Every line below that holds the word "this" must be listed.

** RECORDS SUPPLIED follows **

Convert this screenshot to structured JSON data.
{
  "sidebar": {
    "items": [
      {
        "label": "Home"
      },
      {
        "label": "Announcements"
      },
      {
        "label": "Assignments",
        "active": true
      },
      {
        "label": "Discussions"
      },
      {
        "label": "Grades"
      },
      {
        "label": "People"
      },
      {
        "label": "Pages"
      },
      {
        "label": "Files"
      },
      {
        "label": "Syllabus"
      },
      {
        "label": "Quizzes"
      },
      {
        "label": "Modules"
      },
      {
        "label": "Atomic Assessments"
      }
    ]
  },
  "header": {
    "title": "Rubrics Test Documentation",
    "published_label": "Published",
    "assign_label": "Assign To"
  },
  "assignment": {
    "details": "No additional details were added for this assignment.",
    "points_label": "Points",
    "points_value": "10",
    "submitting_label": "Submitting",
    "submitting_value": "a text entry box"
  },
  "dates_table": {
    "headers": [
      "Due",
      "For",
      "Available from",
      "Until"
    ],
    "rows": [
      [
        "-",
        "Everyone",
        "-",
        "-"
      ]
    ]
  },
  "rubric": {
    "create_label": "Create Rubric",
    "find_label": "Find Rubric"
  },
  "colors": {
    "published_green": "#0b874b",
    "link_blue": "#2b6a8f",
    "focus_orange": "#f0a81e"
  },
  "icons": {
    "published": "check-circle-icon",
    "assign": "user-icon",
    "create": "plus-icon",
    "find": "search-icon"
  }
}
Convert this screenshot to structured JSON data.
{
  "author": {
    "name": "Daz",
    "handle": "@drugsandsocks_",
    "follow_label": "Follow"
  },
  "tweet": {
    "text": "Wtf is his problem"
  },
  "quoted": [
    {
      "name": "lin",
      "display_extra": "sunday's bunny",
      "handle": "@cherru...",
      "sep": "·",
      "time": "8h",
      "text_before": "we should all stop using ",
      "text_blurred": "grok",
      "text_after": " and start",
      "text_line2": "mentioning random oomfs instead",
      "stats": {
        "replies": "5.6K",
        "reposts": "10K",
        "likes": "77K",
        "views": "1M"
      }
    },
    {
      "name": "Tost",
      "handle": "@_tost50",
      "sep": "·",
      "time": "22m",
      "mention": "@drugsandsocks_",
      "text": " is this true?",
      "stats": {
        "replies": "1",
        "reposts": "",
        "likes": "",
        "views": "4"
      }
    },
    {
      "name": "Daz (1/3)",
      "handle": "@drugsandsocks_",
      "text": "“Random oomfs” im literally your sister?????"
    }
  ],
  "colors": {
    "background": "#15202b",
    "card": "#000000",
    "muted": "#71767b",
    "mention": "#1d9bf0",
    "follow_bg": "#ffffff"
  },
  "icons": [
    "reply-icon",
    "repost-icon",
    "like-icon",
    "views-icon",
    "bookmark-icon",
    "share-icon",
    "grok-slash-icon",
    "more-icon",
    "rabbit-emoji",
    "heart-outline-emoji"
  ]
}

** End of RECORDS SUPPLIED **

YOUR RESPONSE:
Convert this screenshot to structured JSON data.
    "details": "No additional details were added for this assignment.",
Convert this screenshot to structured JSON data.
      "text": " is this true?",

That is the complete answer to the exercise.